But “oil refinery” was a perfect fit. I could use it as a metaphorical springboard to discuss the process of going from raw ideas to finished content.
Keyword in hand, I headed back to my post to add the finishing touches.
#5 – Keyword Targeting Your Blog Post
WordPress SEO by Yoast makes this the easiest part of the journey. It scores your content and gives you simple advice to improve your search rankings. Here is what the plugin looks like in WordPress as I’m typing this paragraph:
I entered “oil refinery” for my keyword (add one!), entered my “SEO Title”, and added the “Meta Description.” The SEO Title is what search engines will display. This feature gives you the ability to use a catchier, shorter version of your title in search results and a longer one on your website. I’ve used this feature a few times, but in general I keep my titles the same across the board.
The Meta Description is the short snippet that shows up under your link in search results. It blows my mind how many people don’t write unique meta descriptions for their blog posts. This is your opportunity to intrigue people to click your link – USE IT!
I love how the plugin shows you what it will look like in Google. The “Page Analysis” tab is extremely helpful as well.
You can practically learn SEO just by writing content and following the advice you see here. I’ll have to write a separate post digging into what each of these points mean. But for now, just know that you’re shooting for zero red circles.
One last point. Notice we haven’t bombarded the content with “oil refinery.” That’s because there are only a handful of places you need to use your focus keyword:
- Your title – at the beginning, if possible (don’t force it!)
- One subhead using the h2 tag
- The meta description
- 3 or 4 more times throughout the post
- In the alt tag for each of your pictures. This is what pops up when you hover over the picture. I always enter the blog post title.
As long as you stick to the basics and don’t go crazy with it, you’re good. But if you open the choke and decide to see if it’s possible to break the internet with keywords, be prepared to suffer the consequences – from both your readers and Google.
Shipping Your Post
If you’ve hung with me until now, good on you!
We’ve covered A LOT of ground, and I really appreciate you sticking around until the end.
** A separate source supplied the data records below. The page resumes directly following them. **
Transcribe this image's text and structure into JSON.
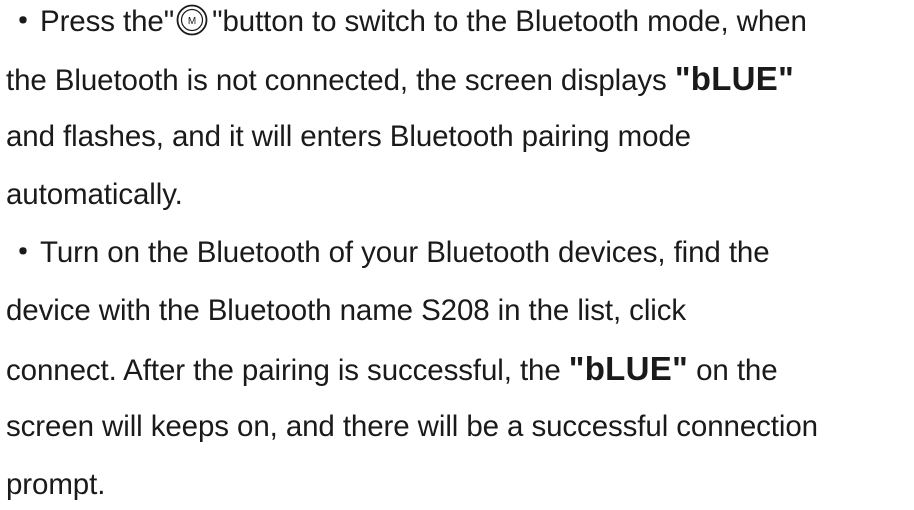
{
  "doc": {
    "p1": {
      "bullet": "・",
      "l1a": "Press the\"",
      "icon_name": "m-button-icon",
      "icon_letter": "M",
      "l1b": "\"button to switch to the Bluetooth mode, when",
      "l2a": "the Bluetooth is not connected, the screen displays ",
      "l2em": "\"bLUE\"",
      "l3": "and flashes, and it will enters Bluetooth pairing mode",
      "l4": "automatically."
    },
    "p2": {
      "bullet": "・",
      "l1": "Turn on the Bluetooth of your Bluetooth devices, find the",
      "l2": "device with the Bluetooth name S208 in the list, click",
      "l3a": "connect. After the pairing is successful, the ",
      "l3em": "\"bLUE\"",
      "l3b": " on the",
      "l4": "screen will keeps on, and there will be a successful connection",
      "l5": "prompt."
    }
  }
}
Hopefully, you’ve had at least one “ah-ha” moment. But don’t head out just yet because it’s time to ship your post.
This is another place where some people (read: me) can get hung up yet again. If you’re a perfectionist, you can spend countless hours tweaking. But if you never stop tweaking your content, no one can ever start reading it.
To this, Seth Godin says:
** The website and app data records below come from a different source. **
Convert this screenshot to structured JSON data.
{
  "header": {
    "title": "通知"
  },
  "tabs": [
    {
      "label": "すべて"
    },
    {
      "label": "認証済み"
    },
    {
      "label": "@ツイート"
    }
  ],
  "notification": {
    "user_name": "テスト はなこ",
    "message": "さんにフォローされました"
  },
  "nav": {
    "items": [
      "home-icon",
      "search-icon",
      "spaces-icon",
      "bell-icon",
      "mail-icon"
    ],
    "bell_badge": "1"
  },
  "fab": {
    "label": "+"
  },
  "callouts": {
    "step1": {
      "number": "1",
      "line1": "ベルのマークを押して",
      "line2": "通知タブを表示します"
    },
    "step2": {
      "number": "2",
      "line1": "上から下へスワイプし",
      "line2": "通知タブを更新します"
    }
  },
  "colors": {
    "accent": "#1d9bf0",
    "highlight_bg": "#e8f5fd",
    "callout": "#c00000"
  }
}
Ship often. Ship lousy stuff, but ship. Ship constantly. – @SethGodin (tweet this)
With that, it is time for you and I to click “Publish.” We have defeated Resistance, we have added value to our reader’s lives, and we have let the search engines know we mean business.
Our posts could be a smashing success, or they could float into the internet ether and quickly be forgotten. Either way, we have done our work. If we keep following these steps to produce high quality content that is properly keyword targeted, sooner or later our readers AND Google will reward us.
You just read a 2,300 word blog post about how to write blog posts – was it worth your time? What were your key takeaways? What did I miss? What questions can I answer for you?
Come on, Tribe! I want to hear your thoughts in the comments!